In other words, there’s nothing much surprising here. Which in itself isn’t surprising; the strength of these works, on both page and screen, in the absence of any subversion, satire, or quirk of formula, relies on the amiability of characters and quality of writing. To that end, Red, White & Royal struggles. The screenplay in particular blunders, with lines both semicomic (“He grabbed my hair in a way that made me understand the difference between rugby and football”) and climactic (“I will no longer be the prince of shame”) entirely slathered in cringe. There’s a certain mileage variance, and built-in audiences won’t much mind such assaults on good taste, but therein lies the problem: there’s little here that will convert those not already devout. McQuiston’s novel is an all-vibes, sans-substance kind of work, perfectly serviceable within that context; but the rom-com novel, in its current BookTok-approved iteration, is a fetus, with few contextual touchstones against which to measure itself. Moving into the sphere of film rom-com brings a whole different set of rules, and within this context, Red, White & Royal Blue is purely minor league, playing the de facto beats and sketching thin characters; it’s the kind of film where viewers only know how much its leads love each other because they keep endlessly announcing how much they love each other.

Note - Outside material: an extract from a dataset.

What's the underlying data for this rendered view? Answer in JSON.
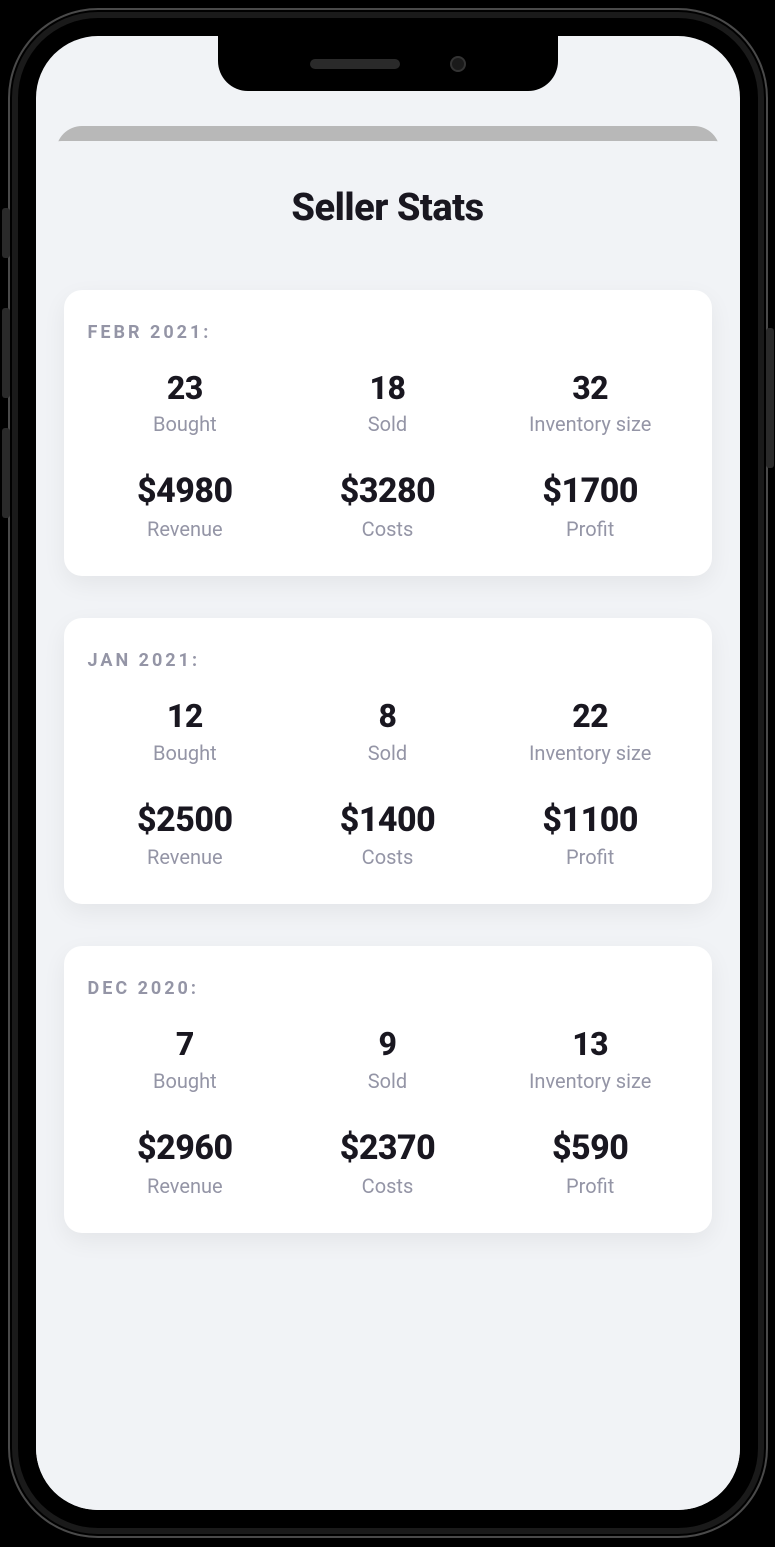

But an even more essential problem with Lopez’s Red, White & Royal Blue is its utterly tone-deaf insistence on political blather. In an American climate as politically and morally divided as our post-Trump present, wherein the disenfranchisement of voters is a core principle of one party, the film’s endless bullshit propaganda communicating some fictional nobility of American “democracy” is consistently abrasive. It’s indicative of the film’s general failings: namely, its inability to believe that frivolity is sufficient, which results in foregoing character development in favor of faux profundity — Thurman’s president popping off about the need to be realistic so that voters can be idealistic is especially embarrassing, an attempt at weary cynicism that’s fundamentally rooted in a particularly American fiction. In the film’s favor, Perez is a likable lead, charming enough to often distract from the film’s refusal to visit any territory or narrative nook that isn’t already gracing screens countless times every year. But his presence is a small grace in a film as frustrating as Red, White & Royal Blue, which, in true New Adult fashion, blurs the lines between romance and fantasy — after all, Texas turning blue is a key plot point here. The film spends more time trying to convince viewers to believe in an American political system that doesn’t fuck its constituents than it does developing captivating characters who just want to fuck each other. In believing that the secret sauce to zhuzh up the rom-com template is boneheaded political commentary, Red, White & Royal Blue proves to be entirely fake news.

DIRECTOR: Matthew Lopez;  CAST: Taylor Zakhar Perez, Nicholas Galitzine, Uma Thurman, Sarah Shahi;  DISTRIBUTOR: Amazon Studios;  STREAMING: August 11;  RUNTIME: 1 hr. 52 min.